=== Section Start ===
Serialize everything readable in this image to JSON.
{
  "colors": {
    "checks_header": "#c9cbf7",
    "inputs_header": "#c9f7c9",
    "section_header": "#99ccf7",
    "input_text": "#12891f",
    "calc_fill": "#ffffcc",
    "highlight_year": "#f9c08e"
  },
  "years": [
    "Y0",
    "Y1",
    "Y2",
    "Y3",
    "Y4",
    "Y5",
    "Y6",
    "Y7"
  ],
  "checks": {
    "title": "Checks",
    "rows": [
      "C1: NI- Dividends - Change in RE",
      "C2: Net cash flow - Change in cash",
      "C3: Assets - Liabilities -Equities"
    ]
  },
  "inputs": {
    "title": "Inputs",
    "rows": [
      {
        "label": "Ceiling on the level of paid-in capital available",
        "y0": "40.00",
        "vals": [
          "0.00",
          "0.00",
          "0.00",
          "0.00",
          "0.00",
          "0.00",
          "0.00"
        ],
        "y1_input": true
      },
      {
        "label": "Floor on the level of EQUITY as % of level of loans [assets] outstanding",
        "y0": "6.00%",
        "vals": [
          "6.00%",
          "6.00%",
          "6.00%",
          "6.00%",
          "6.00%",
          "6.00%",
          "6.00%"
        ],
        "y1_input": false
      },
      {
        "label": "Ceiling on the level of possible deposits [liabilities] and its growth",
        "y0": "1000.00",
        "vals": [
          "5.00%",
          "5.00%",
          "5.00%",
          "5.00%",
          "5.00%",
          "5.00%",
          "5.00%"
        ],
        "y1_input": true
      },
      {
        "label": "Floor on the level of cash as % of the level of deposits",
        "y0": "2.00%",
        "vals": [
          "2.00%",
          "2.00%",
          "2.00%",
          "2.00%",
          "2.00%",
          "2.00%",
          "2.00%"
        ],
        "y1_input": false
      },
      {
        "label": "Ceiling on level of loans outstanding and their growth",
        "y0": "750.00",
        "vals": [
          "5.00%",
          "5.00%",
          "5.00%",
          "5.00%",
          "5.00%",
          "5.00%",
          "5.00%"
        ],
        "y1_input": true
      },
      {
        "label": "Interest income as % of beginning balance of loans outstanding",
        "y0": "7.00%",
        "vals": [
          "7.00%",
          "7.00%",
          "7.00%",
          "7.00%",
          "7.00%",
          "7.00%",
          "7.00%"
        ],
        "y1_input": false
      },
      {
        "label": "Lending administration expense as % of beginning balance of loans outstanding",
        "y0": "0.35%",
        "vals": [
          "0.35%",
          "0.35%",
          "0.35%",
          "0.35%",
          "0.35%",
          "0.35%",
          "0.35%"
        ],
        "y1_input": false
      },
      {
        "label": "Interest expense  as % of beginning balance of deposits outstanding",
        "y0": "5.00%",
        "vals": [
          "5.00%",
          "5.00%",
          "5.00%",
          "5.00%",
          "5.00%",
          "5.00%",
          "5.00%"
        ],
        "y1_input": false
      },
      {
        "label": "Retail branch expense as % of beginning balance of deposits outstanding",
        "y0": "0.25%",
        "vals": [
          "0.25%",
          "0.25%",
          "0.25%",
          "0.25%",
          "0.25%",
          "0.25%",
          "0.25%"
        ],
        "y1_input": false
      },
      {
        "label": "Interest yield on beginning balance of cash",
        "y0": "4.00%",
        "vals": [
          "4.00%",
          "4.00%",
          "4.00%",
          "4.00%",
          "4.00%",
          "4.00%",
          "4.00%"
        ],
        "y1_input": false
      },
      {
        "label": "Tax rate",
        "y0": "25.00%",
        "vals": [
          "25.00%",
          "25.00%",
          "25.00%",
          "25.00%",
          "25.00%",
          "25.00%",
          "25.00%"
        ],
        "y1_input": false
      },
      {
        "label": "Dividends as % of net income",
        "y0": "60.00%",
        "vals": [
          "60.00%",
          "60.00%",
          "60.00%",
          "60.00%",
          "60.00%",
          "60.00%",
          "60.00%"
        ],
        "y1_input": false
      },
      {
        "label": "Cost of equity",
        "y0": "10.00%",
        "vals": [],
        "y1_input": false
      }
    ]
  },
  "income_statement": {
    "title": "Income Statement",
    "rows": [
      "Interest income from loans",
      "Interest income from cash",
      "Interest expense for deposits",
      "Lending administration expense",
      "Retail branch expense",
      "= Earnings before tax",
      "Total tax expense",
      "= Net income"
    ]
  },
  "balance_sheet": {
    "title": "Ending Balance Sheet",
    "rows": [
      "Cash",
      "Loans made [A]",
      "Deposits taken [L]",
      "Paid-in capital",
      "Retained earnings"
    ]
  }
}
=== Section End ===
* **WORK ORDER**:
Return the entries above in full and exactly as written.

* **REPLY**:
Serialize everything readable in this image to JSON.
{
  "colors": {
    "checks_header": "#c9cbf7",
    "inputs_header": "#c9f7c9",
    "section_header": "#99ccf7",
    "input_text": "#12891f",
    "calc_fill": "#ffffcc",
    "highlight_year": "#f9c08e"
  },
  "years": [
    "Y0",
    "Y1",
    "Y2",
    "Y3",
    "Y4",
    "Y5",
    "Y6",
    "Y7"
  ],
  "checks": {
    "title": "Checks",
    "rows": [
      "C1: NI- Dividends - Change in RE",
      "C2: Net cash flow - Change in cash",
      "C3: Assets - Liabilities -Equities"
    ]
  },
  "inputs": {
    "title": "Inputs",
    "rows": [
      {
        "label": "Ceiling on the level of paid-in capital available",
        "y0": "40.00",
        "vals": [
          "0.00",
          "0.00",
          "0.00",
          "0.00",
          "0.00",
          "0.00",
          "0.00"
        ],
        "y1_input": true
      },
      {
        "label": "Floor on the level of EQUITY as % of level of loans [assets] outstanding",
        "y0": "6.00%",
        "vals": [
          "6.00%",
          "6.00%",
          "6.00%",
          "6.00%",
          "6.00%",
          "6.00%",
          "6.00%"
        ],
        "y1_input": false
      },
      {
        "label": "Ceiling on the level of possible deposits [liabilities] and its growth",
        "y0": "1000.00",
        "vals": [
          "5.00%",
          "5.00%",
          "5.00%",
          "5.00%",
          "5.00%",
          "5.00%",
          "5.00%"
        ],
        "y1_input": true
      },
      {
        "label": "Floor on the level of cash as % of the level of deposits",
        "y0": "2.00%",
        "vals": [
          "2.00%",
          "2.00%",
          "2.00%",
          "2.00%",
          "2.00%",
          "2.00%",
          "2.00%"
        ],
        "y1_input": false
      },
      {
        "label": "Ceiling on level of loans outstanding and their growth",
        "y0": "750.00",
        "vals": [
          "5.00%",
          "5.00%",
          "5.00%",
          "5.00%",
          "5.00%",
          "5.00%",
          "5.00%"
        ],
        "y1_input": true
      },
      {
        "label": "Interest income as % of beginning balance of loans outstanding",
        "y0": "7.00%",
        "vals": [
          "7.00%",
          "7.00%",
          "7.00%",
          "7.00%",
          "7.00%",
          "7.00%",
          "7.00%"
        ],
        "y1_input": false
      },
      {
        "label": "Lending administration expense as % of beginning balance of loans outstanding",
        "y0": "0.35%",
        "vals": [
          "0.35%",
          "0.35%",
          "0.35%",
          "0.35%",
          "0.35%",
          "0.35%",
          "0.35%"
        ],
        "y1_input": false
      },
      {
        "label": "Interest expense  as % of beginning balance of deposits outstanding",
        "y0": "5.00%",
        "vals": [
          "5.00%",
          "5.00%",
          "5.00%",
          "5.00%",
          "5.00%",
          "5.00%",
          "5.00%"
        ],
        "y1_input": false
      },
      {
        "label": "Retail branch expense as % of beginning balance of deposits outstanding",
        "y0": "0.25%",
        "vals": [
          "0.25%",
          "0.25%",
          "0.25%",
          "0.25%",
          "0.25%",
          "0.25%",
          "0.25%"
        ],
        "y1_input": false
      },
      {
        "label": "Interest yield on beginning balance of cash",
        "y0": "4.00%",
        "vals": [
          "4.00%",
          "4.00%",
          "4.00%",
          "4.00%",
          "4.00%",
          "4.00%",
          "4.00%"
        ],
        "y1_input": false
      },
      {
        "label": "Tax rate",
        "y0": "25.00%",
        "vals": [
          "25.00%",
          "25.00%",
          "25.00%",
          "25.00%",
          "25.00%",
          "25.00%",
          "25.00%"
        ],
        "y1_input": false
      },
      {
        "label": "Dividends as % of net income",
        "y0": "60.00%",
        "vals": [
          "60.00%",
          "60.00%",
          "60.00%",
          "60.00%",
          "60.00%",
          "60.00%",
          "60.00%"
        ],
        "y1_input": false
      },
      {
        "label": "Cost of equity",
        "y0": "10.00%",
        "vals": [],
        "y1_input": false
      }
    ]
  },
  "income_statement": {
    "title": "Income Statement",
    "rows": [
      "Interest income from loans",
      "Interest income from cash",
      "Interest expense for deposits",
      "Lending administration expense",
      "Retail branch expense",
      "= Earnings before tax",
      "Total tax expense",
      "= Net income"
    ]
  },
  "balance_sheet": {
    "title": "Ending Balance Sheet",
    "rows": [
      "Cash",
      "Loans made [A]",
      "Deposits taken [L]",
      "Paid-in capital",
      "Retained earnings"
    ]
  }
}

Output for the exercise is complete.